Shh, Amanda is getting a new alpine touring ski setup for Christmas. While I’ll have to pick up the tab, it’s a win for me, too:
- If my wife can now backcountry ski, I’ll get to backcountry ski more.
- Ski shopping is a good excuse to create another spreadsheet — it’s useful to compile and compare key product specs (cost, weight, dimensions, surface area) from myriad retailers.
- She giggles with happiness at the idea of a new setup, and a happy wife is a happy life — I learned that quick!
The search for a new ski setup should start with a simple question: How do you intend to use them? For her, the focus is on touring, and since we live in Colorado she needs to able to climb and descend confidently and safely. That immediately puts her in the “alpine touring” (AT) category: touring is impossible with traditional alpine boots and skis, but she’ll need something more robust than a free-heel skate, cross-country, or 3-pin telemark system. (Sorry telemark crowd, she needs to be able to lock her heel down.)
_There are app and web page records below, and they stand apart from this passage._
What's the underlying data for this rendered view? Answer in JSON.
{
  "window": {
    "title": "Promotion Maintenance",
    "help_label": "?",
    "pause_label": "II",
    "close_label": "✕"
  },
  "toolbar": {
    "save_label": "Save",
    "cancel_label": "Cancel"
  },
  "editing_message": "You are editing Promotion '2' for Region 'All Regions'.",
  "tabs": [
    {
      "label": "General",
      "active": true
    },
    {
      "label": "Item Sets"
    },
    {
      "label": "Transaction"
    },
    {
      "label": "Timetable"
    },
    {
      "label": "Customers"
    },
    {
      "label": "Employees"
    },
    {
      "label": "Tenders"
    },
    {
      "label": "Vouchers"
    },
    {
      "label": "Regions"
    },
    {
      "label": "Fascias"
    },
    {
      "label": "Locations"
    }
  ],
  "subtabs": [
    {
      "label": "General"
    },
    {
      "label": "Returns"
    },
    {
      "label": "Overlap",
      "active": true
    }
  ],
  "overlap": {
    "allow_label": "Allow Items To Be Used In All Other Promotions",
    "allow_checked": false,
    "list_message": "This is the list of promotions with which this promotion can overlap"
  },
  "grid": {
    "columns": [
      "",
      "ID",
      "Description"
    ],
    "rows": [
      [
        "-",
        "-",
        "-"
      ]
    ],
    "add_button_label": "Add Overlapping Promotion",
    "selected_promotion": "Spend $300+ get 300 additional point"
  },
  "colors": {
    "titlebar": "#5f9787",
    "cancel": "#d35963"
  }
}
While ski equipment is categorized, in reality it’s a continuum. Even within AT, there is a subset that use alpine-looking gear that can tour (freeski) and another subset that uses Nordic-looking gear that can go downhill (rando). Each subset makes trade-offs: the freeskiers give up weight for downhill performance, while the rando racers prioritize climbing comfort and agility over screaming descents.
When I purchased my current AT setup in 2008, I assembled a middle-of-the-road kit with 3-buckle boots and mid-width skis, thinking I could have my cake and eat it, too — a lightweight system without downhill compromises. Regrettably, I find myself in the exact opposite situation: my skis don’t tour as well as I want them too, and they don’t descend as well as I’d like them to, either. I don’t think I’ve made that same mistake for Amanda:
We bought Dynafit One boots from Neptune Mountaineering, a high-end specialty retailer in Boulder with superbly knowledgeable staff. The One won’t tour as well as the Dynafit TLT 6, which the sales woman adores — they’re stiffer and heavier by 1.5 pounds; but they’re not as clunky as the middle-of-the-road models that were available like the Scarpa Gea. They also were much less expensive — Neptune had one pair leftover from last year, discounted to $319, versus $750 for the TLT 6 and $600 for the Gea. Damn, that’s almost more than I spent on her aquamarine engagement ring!
Backcountry.com has a very good selection of alpine touring skis from Dynafit, G3, La Sportiva, and Ski Trab. Better yet, many of them are currently discounted due to Black Friday and 2012/13 closeouts.
Based on specs and reviews, I had picked out the Ski Trab Tour Rando XL — they are one notch below race skis, with a small sacrifice in weight in exchange for improved all-mountain performance. But when I presented then to Amanda, they were quickly dismissed on aesthetic grounds — I hadn’t considered that red, yellow, and black skis would clash with her teal boots.
She reacted better to the Ski Trab Stelvio FreeRide Light XL skis, which have sexy wood covers. Functionally speaking, they are about equivalent to her boots; they are not race-ready, but they are still unequivocally a touring ski — at just 5 lbs, they’ll be a joy on the ups but somewhat limited on the downs. The price is right, too — they are marked down to $425 from their original $850.
Bindings, skins, and poles
I’m buying her boots and bindings first — there are lots of options, and high prices. Bindings, skins, and poles can follow.
Ironically, Amanda’s bindings will probably be the most expensive item in her kit — without annual product updates, it’s rare to see closeouts or sales. The Dynafit TLT Radical is the obvious choice — Amanda does not need the additional torsional rigidity of the FT version, and she’d miss the heel-height adjustments lacking on race bindings like the La Sportiva RSR. $500, ouch.
Custom-cut skins are convenient, but I can’t find them for the Stelvio’s, which are no longer in Ski Trab’s line. Instead, I’ll use the trustworthy Black Diamond Ascension Nylon STS Skins, on sale for $112. My first pick would have been the Black Diamond Black Diamond GlideLites, which are lighter and which should have better glide due to the mohair, but a recent change in the glue has not been received well by customers.
Last year I bought Cascade Mountain Tech trekking poles at Costco for Amanda to use. They’ll work for backcountry skiing, too. However, I might replace them with the newer version, which I’ve been told has level-style locks. The twist-style locks are prone to failure, especially in colder temperatures when the plastic expansion nut is harder and more apt to slip. Fixed-length poles are simpler and lighter, but the versatility is missed — touring uphill I may want 145 or even 150 cm poles, but for a steep descend I’d rather not have to choke up 20 cm to have properly sized poles.